Search the material below for the string "desktop" and copy each line where it appears.
────
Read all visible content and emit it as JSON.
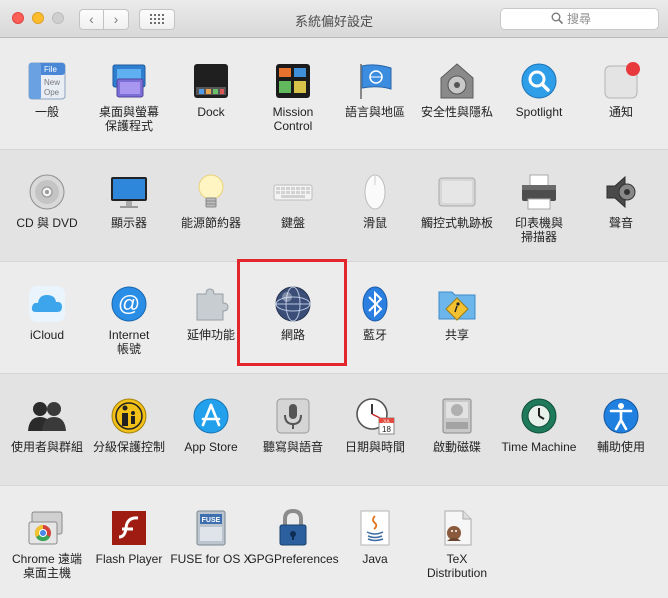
{
  "window": {
    "title": "系統偏好設定",
    "search_placeholder": "搜尋",
    "back_icon": "chevron-left-icon",
    "forward_icon": "chevron-right-icon",
    "show_all_icon": "grid-icon"
  },
  "highlight_color": "#e2262b",
  "rows": [
    [
      {
        "label": "一般",
        "icon": "general-icon"
      },
      {
        "label": "桌面與螢幕\n保護程式",
        "icon": "desktop-screensaver-icon"
      },
      {
        "label": "Dock",
        "icon": "dock-icon"
      },
      {
        "label": "Mission\nControl",
        "icon": "mission-control-icon"
      },
      {
        "label": "語言與地區",
        "icon": "language-region-icon"
      },
      {
        "label": "安全性與隱私",
        "icon": "security-privacy-icon"
      },
      {
        "label": "Spotlight",
        "icon": "spotlight-icon"
      },
      {
        "label": "通知",
        "icon": "notifications-icon"
      }
    ],
    [
      {
        "label": "CD 與 DVD",
        "icon": "cd-dvd-icon"
      },
      {
        "label": "顯示器",
        "icon": "displays-icon"
      },
      {
        "label": "能源節約器",
        "icon": "energy-saver-icon"
      },
      {
        "label": "鍵盤",
        "icon": "keyboard-icon"
      },
      {
        "label": "滑鼠",
        "icon": "mouse-icon"
      },
      {
        "label": "觸控式軌跡板",
        "icon": "trackpad-icon"
      },
      {
        "label": "印表機與\n掃描器",
        "icon": "printers-scanners-icon"
      },
      {
        "label": "聲音",
        "icon": "sound-icon"
      }
    ],
    [
      {
        "label": "iCloud",
        "icon": "icloud-icon"
      },
      {
        "label": "Internet\n帳號",
        "icon": "internet-accounts-icon"
      },
      {
        "label": "延伸功能",
        "icon": "extensions-icon"
      },
      {
        "label": "網路",
        "icon": "network-icon"
      },
      {
        "label": "藍牙",
        "icon": "bluetooth-icon"
      },
      {
        "label": "共享",
        "icon": "sharing-icon"
      }
    ],
    [
      {
        "label": "使用者與群組",
        "icon": "users-groups-icon"
      },
      {
        "label": "分級保護控制",
        "icon": "parental-controls-icon"
      },
      {
        "label": "App Store",
        "icon": "app-store-icon"
      },
      {
        "label": "聽寫與語音",
        "icon": "dictation-speech-icon"
      },
      {
        "label": "日期與時間",
        "icon": "date-time-icon"
      },
      {
        "label": "啟動磁碟",
        "icon": "startup-disk-icon"
      },
      {
        "label": "Time Machine",
        "icon": "time-machine-icon"
      },
      {
        "label": "輔助使用",
        "icon": "accessibility-icon"
      }
    ],
    [
      {
        "label": "Chrome 遠端\n桌面主機",
        "icon": "chrome-remote-desktop-icon"
      },
      {
        "label": "Flash Player",
        "icon": "flash-player-icon"
      },
      {
        "label": "FUSE for OS X",
        "icon": "fuse-icon"
      },
      {
        "label": "GPGPreferences",
        "icon": "gpg-preferences-icon"
      },
      {
        "label": "Java",
        "icon": "java-icon"
      },
      {
        "label": "TeX\nDistribution",
        "icon": "tex-distribution-icon"
      }
    ]
  ],
  "icon_text": {
    "general": [
      "File",
      "New",
      "Ope"
    ],
    "date_month": "JUL",
    "date_day": "18",
    "fuse": "FUSE"
  }
}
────
▶ [Answer section]:
        "icon": "desktop-screensaver-icon"
        "icon": "chrome-remote-desktop-icon"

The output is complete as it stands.